A Jeffco couple is seeking a special use from the county that would allow them to add three cabins to a property they own in the Pike National Forest near Wellington Lake.
On Dec. 9, Jefferson County’s Planning Department held a virtual meeting where Josh Finkler and Terri Porter introduced the plans they are proposing for their property at 20950 S. Buffalo Creek Road.
According to their presentation, the property, which is located to the northeast of Wellington Lake and bisected by Buffalo Creek, is currently home to a 3,000-square-foot home that was built in the 1970s as well as two storage sheds and a photovoltaic solar panel.
The couple purchased the property 19 years ago with the goal of eventually moving there full-time upon retiring. They said they are now wanting to make plans to do so and seeking to make several improvements to the property, including adding two new structures that would be used for garage and workshop uses as well as a picnic pavilion, in addition to the three cabins.
The proposed cabins would be located in a wooded section of the property behind the house. Two of the cabins, which would be 800-square-feet each, would be two-story while a third would be one story in order to comply with ADA accessibility requirements.

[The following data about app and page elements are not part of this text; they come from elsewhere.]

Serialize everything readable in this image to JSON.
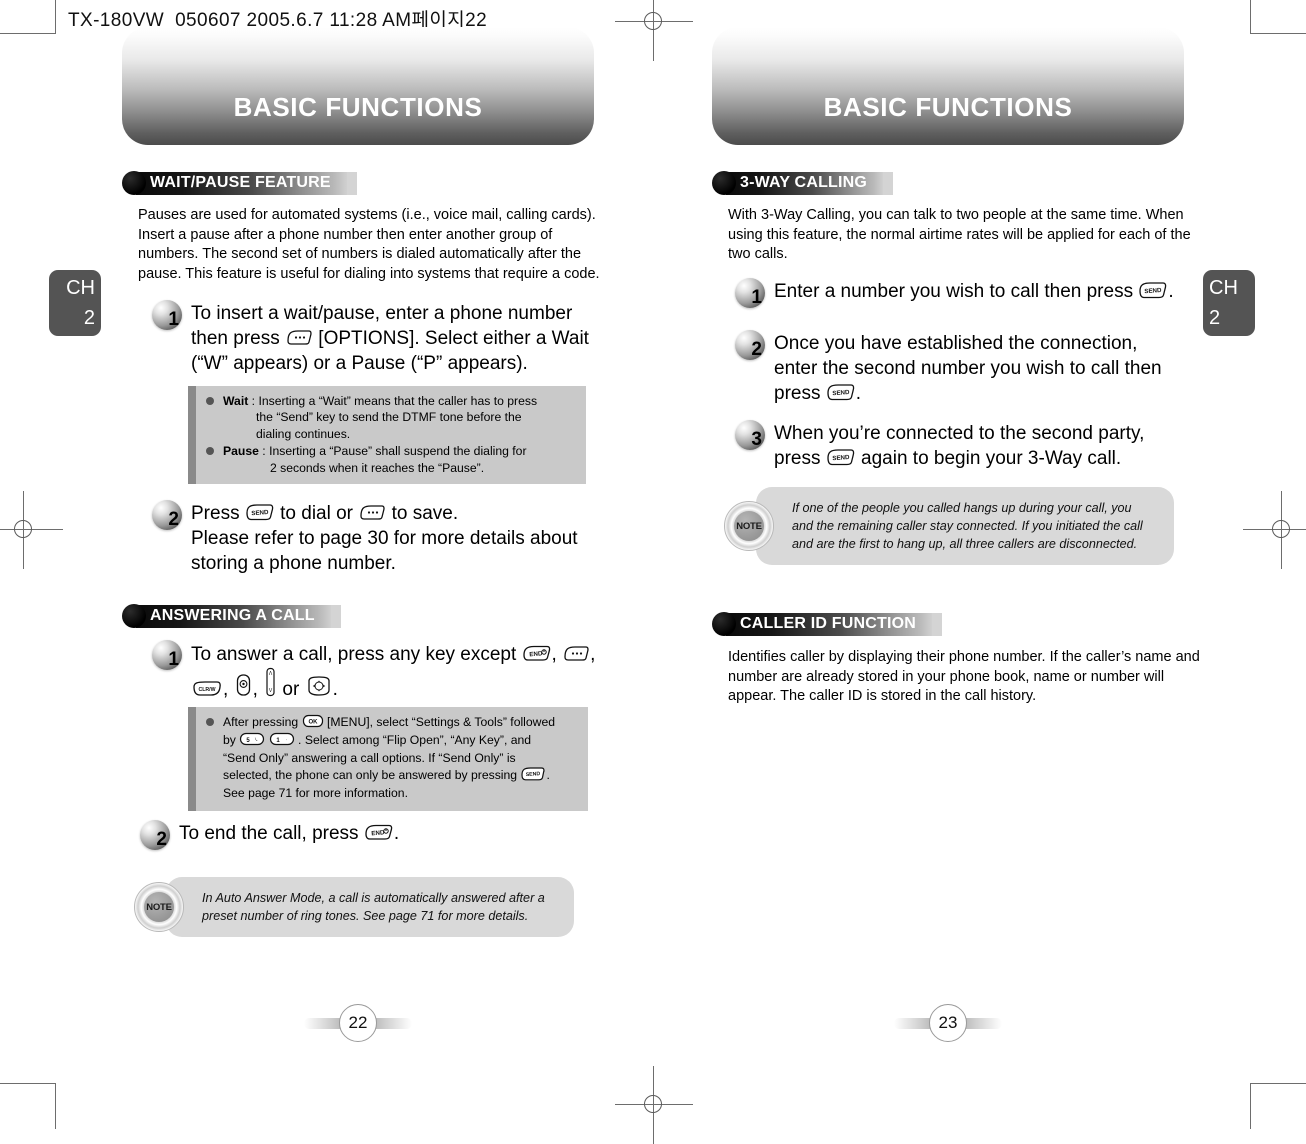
{
  "file_header": "TX-180VW_050607  2005.6.7 11:28 AM페이지22",
  "colors": {
    "banner_dark": "#4b4b4b",
    "section_bar_dark": "#0a0a0a",
    "infobox_bg": "#c9c9c9",
    "infobox_spine": "#8a8a8a",
    "note_bg": "#d9d9d9",
    "chapter_tab": "#545454"
  },
  "left_page": {
    "banner_title": "BASIC FUNCTIONS",
    "chapter_tab": {
      "line1": "CH",
      "line2": "2"
    },
    "page_number": "22",
    "sections": [
      {
        "heading": "WAIT/PAUSE FEATURE",
        "intro": "Pauses are used for automated systems (i.e., voice mail, calling cards). Insert a pause after a phone number then enter another group of numbers. The second set of numbers is dialed automatically after the pause. This feature is useful for dialing into systems that require a code.",
        "steps": [
          {
            "number": "1",
            "text_parts": [
              "To insert a wait/pause, enter a phone number then press ",
              " [OPTIONS]. Select either a Wait (“W” appears) or a Pause (“P” appears)."
            ],
            "key_icons": [
              "options-key"
            ]
          },
          {
            "number": "2",
            "text_parts": [
              "Press ",
              " to dial or ",
              " to save.",
              "Please refer to page 30 for more details about storing a phone number."
            ],
            "key_icons": [
              "send-key",
              "options-key"
            ]
          }
        ],
        "infobox": {
          "rows": [
            {
              "label": "Wait",
              "text": " : Inserting a “Wait” means that the caller has to press",
              "cont": [
                "the “Send” key to send the DTMF tone before the",
                "dialing continues."
              ]
            },
            {
              "label": "Pause",
              "text": " : Inserting a “Pause” shall suspend the dialing for",
              "cont": [
                "2 seconds when it reaches the “Pause”."
              ]
            }
          ]
        }
      },
      {
        "heading": "ANSWERING A CALL",
        "steps": [
          {
            "number": "1",
            "text_parts": [
              "To answer a call, press any key except ",
              " , ",
              " , ",
              ", ",
              " , ",
              " or ",
              " ."
            ],
            "key_icons": [
              "end-key",
              "options-key",
              "clr-key",
              "speaker-key",
              "volume-key",
              "navigation-key"
            ]
          },
          {
            "number": "2",
            "text_parts": [
              "To end the call, press ",
              " ."
            ],
            "key_icons": [
              "end-key"
            ]
          }
        ],
        "infobox": {
          "rows": [
            {
              "text_lines": [
                "After pressing [OK] [MENU], select “Settings & Tools” followed",
                "by [5] [1] . Select among “Flip Open”, “Any Key”, and",
                "“Send Only” answering a call options. If “Send Only” is",
                "selected, the phone can only be answered by pressing [SEND] .",
                "See page 71 for more information."
              ]
            }
          ]
        },
        "note": {
          "icon_label": "NOTE",
          "text": "In Auto Answer Mode, a call is automatically answered after a preset number of ring tones. See page 71 for more details."
        }
      }
    ]
  },
  "right_page": {
    "banner_title": "BASIC FUNCTIONS",
    "chapter_tab": {
      "line1": "CH",
      "line2": "2"
    },
    "page_number": "23",
    "sections": [
      {
        "heading": "3-WAY CALLING",
        "intro": "With 3-Way Calling, you can talk to two people at the same time. When using this feature, the normal airtime rates will be applied for each of the two calls.",
        "steps": [
          {
            "number": "1",
            "text_parts": [
              "Enter a number you wish to call then press ",
              " ."
            ],
            "key_icons": [
              "send-key"
            ]
          },
          {
            "number": "2",
            "text_parts": [
              "Once you have established the connection, enter the second number you wish to call then press ",
              " ."
            ],
            "key_icons": [
              "send-key"
            ]
          },
          {
            "number": "3",
            "text_parts": [
              "When you’re connected to the second party, press ",
              " again to begin your 3-Way call."
            ],
            "key_icons": [
              "send-key"
            ]
          }
        ],
        "note": {
          "icon_label": "NOTE",
          "text": "If one of the people you called hangs up during your call, you and the remaining caller stay connected. If you initiated the call and are the first to hang up, all three callers are disconnected."
        }
      },
      {
        "heading": "CALLER ID FUNCTION",
        "intro": "Identifies caller by displaying their phone number. If the caller’s name and number are already stored in your phone book, name or number will appear. The caller ID is stored in the call history."
      }
    ]
  },
  "step_text": {
    "l1s1_a": "To insert a wait/pause, enter a phone number",
    "l1s1_b": "then press",
    "l1s1_c": "[OPTIONS]. Select either a Wait",
    "l1s1_d": "(“W” appears) or a Pause (“P” appears).",
    "l1s2_a": "Press",
    "l1s2_b": "to dial or",
    "l1s2_c": "to save.",
    "l1s2_d": "Please refer to page 30 for more details about",
    "l1s2_e": "storing a phone number.",
    "l2s1_a": "To answer a call, press any key except",
    "l2s1_or": "or",
    "l2s2_a": "To end the call, press",
    "r1s1_a": "Enter a number you wish to call then press",
    "r1s2_a": "Once you have established the connection,",
    "r1s2_b": "enter the second number you wish to call then",
    "r1s2_c": "press",
    "r1s3_a": "When you’re connected to the second party,",
    "r1s3_b": "press",
    "r1s3_c": "again to begin your 3-Way call."
  },
  "infobox_text": {
    "wait_label": "Wait",
    "wait_l1": " : Inserting a “Wait” means that the caller has to press",
    "wait_l2": "the “Send” key to send the DTMF tone before the",
    "wait_l3": "dialing continues.",
    "pause_label": "Pause",
    "pause_l1": " : Inserting a “Pause” shall suspend the dialing for",
    "pause_l2": "2 seconds when it reaches the “Pause”.",
    "ans_l1a": "After pressing",
    "ans_l1b": "[MENU], select “Settings & Tools” followed",
    "ans_l2a": "by",
    "ans_l2b": ". Select among “Flip Open”, “Any Key”, and",
    "ans_l3": "“Send Only” answering a call options. If “Send Only” is",
    "ans_l4a": "selected, the phone can only be answered by pressing",
    "ans_l4b": ".",
    "ans_l5": "See page 71 for more information."
  },
  "key_labels": {
    "send": "SEND",
    "end": "END",
    "ok": "OK",
    "clr": "CLR/W",
    "five": "5",
    "one": "1"
  }
}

Joey Pruitt, a Denver architect who is working with the couple on planning for the project, said the couple is considering options for what to use the cabins for. Those options include using them to house family and friends when they visit or possibly renting them for events or as short-term vacation rentals.

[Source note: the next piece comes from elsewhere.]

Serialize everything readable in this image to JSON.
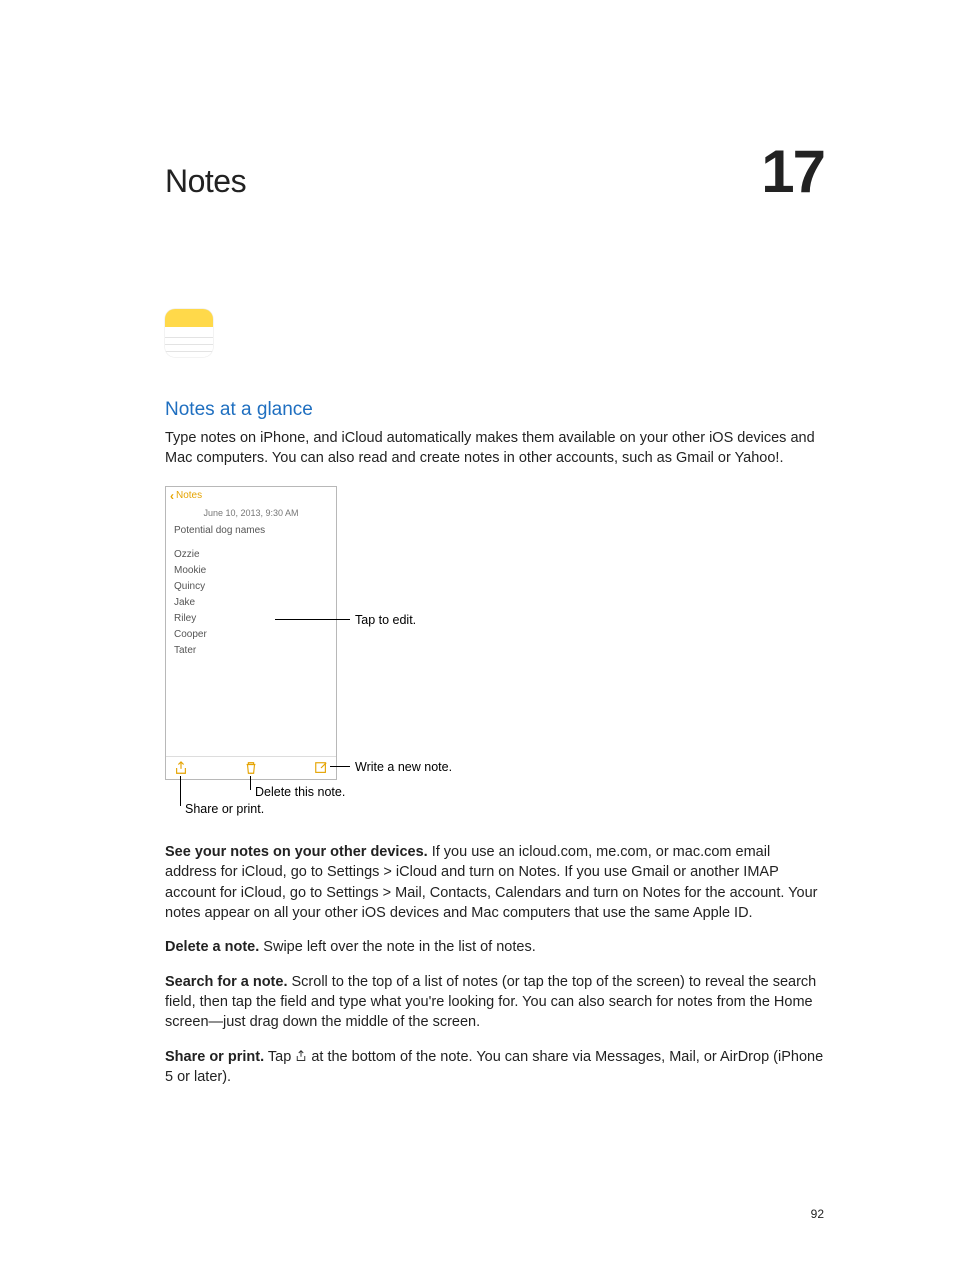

“I think it wouldn’t go beyond event or vacation rentals for a few days,” Pruitt said. “They would by no means be long term rentals where the owners are landlords to people living in their permanently.”
Porter said the couple has successfully hosted parties and events at the property over the past few years.
“When we think about anything other than letting friends stay in those cabins our primary intention would be to offer them for larger events like weddings and parties and things like that,” he said.
However, he said he would also like to keep open the possibility of renting them but did not know whether that would be feasible.
“I’m open to the possibility of looking at as a business but I haven’t really analyzed it to see if it is economically feasible yet,” said Pruitt.
The couple said they are planning to move forward with either applying for a special camp use that would allow the cabins to be constructed on the property. That process would ultimately involve two more public hearings with the county commissioners making the final decision.
According to a cover letter submitted to the county, the project would be completed over multiple phases between 2021 and 2022 “to minimize site impact and disturbance.”